AI and Intellectual Property: The Texas Landscape in 2024

The Lone Star State has always been a breeding ground for innovation, and artificial intelligence (AI) is no exception. But with this rapid advancement comes a complex web of intellectual property (IP) issues. At Texas Patent Attorney, we’re here to help you navigate this uncharted territory.

Who Owns the Creations of AI?

One of the biggest questions surrounding AI and IP is inventorship. Can a machine be an inventor? Current US patent law requires a human inventor. However, the USPTO recently issued guidance acknowledging the role of AI in the inventive process. This means inventions assisted by AI can be patentable, but the human inventor must be clearly identified.

AI as a Double-Edged Sword for IP

While the inventorship question remains unsettled, AI presents both challenges and opportunities for IP professionals. Here’s a breakdown of AI’s impact on IP:

Challenges:

  • Unclear Ownership: AI-generated creative content, like music or product designs, raises copyright questions. Who is the true author – the programmer, the AI, or the human who provided the training data?
  • Data Security Concerns: AI development relies heavily on vast datasets. Ensuring the security of this data, especially if it contains sensitive information, is crucial to avoid IP theft or privacy violations.

Opportunities:

  • Enhanced Efficiency: AI can automate tedious tasks like patent application drafting, trademark searching, and prior art analysis, freeing up valuable time for attorneys to focus on strategy and complex legal issues.
  • Improved Innovation: AI can analyze massive datasets to identify new patentable inventions or potential infringements on existing IP. This can significantly enhance the innovation process and help companies stay ahead of the competition.

The Future of AI and IP in Texas

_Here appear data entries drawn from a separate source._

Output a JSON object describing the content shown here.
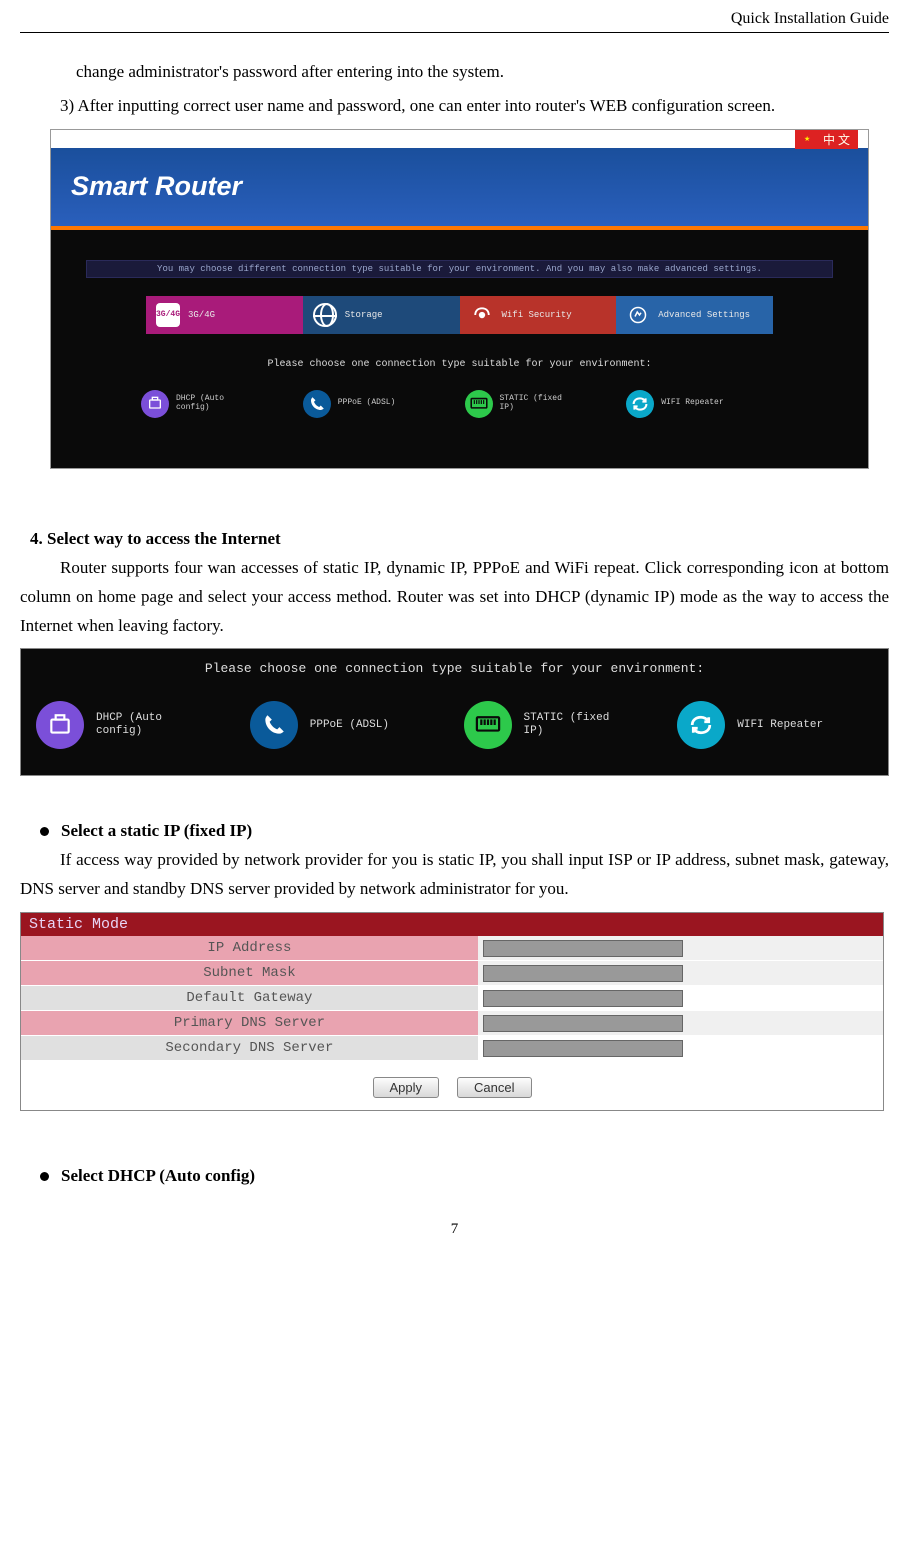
{
  "header": {
    "docTitle": "Quick Installation Guide"
  },
  "intro": {
    "line1": "change administrator's password after entering into the system.",
    "line2": "3) After inputting correct user name and password, one can enter into router's WEB configuration screen."
  },
  "ss1": {
    "langLabel": "中 文",
    "title": "Smart Router",
    "banner": "You may choose different connection type suitable for your environment. And you may also make advanced settings.",
    "tabs": {
      "t1": "3G/4G",
      "t1icon": "3G/4G",
      "t2": "Storage",
      "t3": "Wifi Security",
      "t4": "Advanced Settings"
    },
    "pleaseChoose": "Please choose one connection type suitable for your environment:",
    "conn": {
      "dhcp": "DHCP (Auto\nconfig)",
      "pppoe": "PPPoE (ADSL)",
      "static": "STATIC (fixed\nIP)",
      "repeater": "WIFI Repeater"
    }
  },
  "section4": {
    "heading": "4. Select way to access the Internet",
    "para": "Router supports four wan accesses of static IP, dynamic IP, PPPoE and WiFi repeat. Click corresponding icon at bottom column on home page and select your access method. Router was set into DHCP (dynamic IP)    mode as the way to access the Internet when leaving factory."
  },
  "ss2": {
    "title": "Please choose one connection type suitable for your environment:",
    "dhcp": "DHCP (Auto\nconfig)",
    "pppoe": "PPPoE (ADSL)",
    "static": "STATIC (fixed\nIP)",
    "repeater": "WIFI Repeater"
  },
  "bulletStatic": {
    "heading": "Select a static IP (fixed IP)",
    "para": "If access way provided by network provider for you is static IP,    you shall input ISP or IP address, subnet mask, gateway, DNS server and standby DNS server provided by network administrator for you."
  },
  "ss3": {
    "header": "Static Mode",
    "rows": {
      "r1": "IP Address",
      "r2": "Subnet Mask",
      "r3": "Default Gateway",
      "r4": "Primary DNS Server",
      "r5": "Secondary DNS Server"
    },
    "apply": "Apply",
    "cancel": "Cancel"
  },
  "bulletDhcp": {
    "heading": "Select DHCP (Auto config)"
  },
  "pageNum": "7"
}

Texas is a hotbed for AI research and development. As AI technology matures, IP law will need to adapt. Here’s a glimpse into what we might expect:

  • Legislative Developments: The legal system is likely to evolve to address AI inventorship and ownership. New laws or revisions to existing ones may be necessary to provide a clearer framework for AI-generated IP.
  • Focus on Data Security: As AI becomes more prominent, data security will become paramount. We can expect stricter regulations and best practices to emerge to protect sensitive data used in AI development.
  • Shifting Legal Landscape: Courts will likely grapple with novel AI-related IP disputes, shaping case law and setting precedents for future AI-driven innovation.

Stay Ahead of the Curve with Texas Patent Attorney

At Texas Patent Attorney, we are constantly monitoring the evolving legal landscape of AI and IP. We can help you:

  • Secure Your AI Creations: We can guide you through the process of protecting your AI-generated inventions with patents, copyrights, or trade secrets, depending on the nature of the creation.
  • Mitigate IP Risks: We can help you identify and address potential IP risks associated with using AI in your operations, ensuring you’re compliant with relevant laws and regulations.
  • Develop Winning Strategies: We can help you develop strategies to leverage AI to strengthen your IP portfolio. AI can be a powerful tool for identifying new inventions, optimizing designs, and streamlining the IP management process.

The future of AI is bright, and Texas is poised to play a leading role. By working with an experienced intellectual property attorney, you can ensure you’re on the right side of the law and maximizing the potential of this revolutionary technology. Contact Texas Patent Attorney today for a consultation and discuss how we can help you navigate the intersection of AI and intellectual property.

Author: Jeff Williams

Jeff Williams is an experienced mechanical engineer and lawyer that consults closely with clients in a strait forward and clear manner.  He brings a particular set of strengths and unique perspectives to the firm.    
 Jeff received a B.S. in Mechanical Engineering from Arizona State University in 2005.  He was an engineer for a number of years at a number of large corporations before pursuing his law degree.  He graduated from Texas A&M University School of Law (formerly Texas Wesleyan University School of Law) with a J.D. in 2010.  By combining his education and prior work experience into the field of intellectual property law, Jeff has developed key skills to fully assist clients.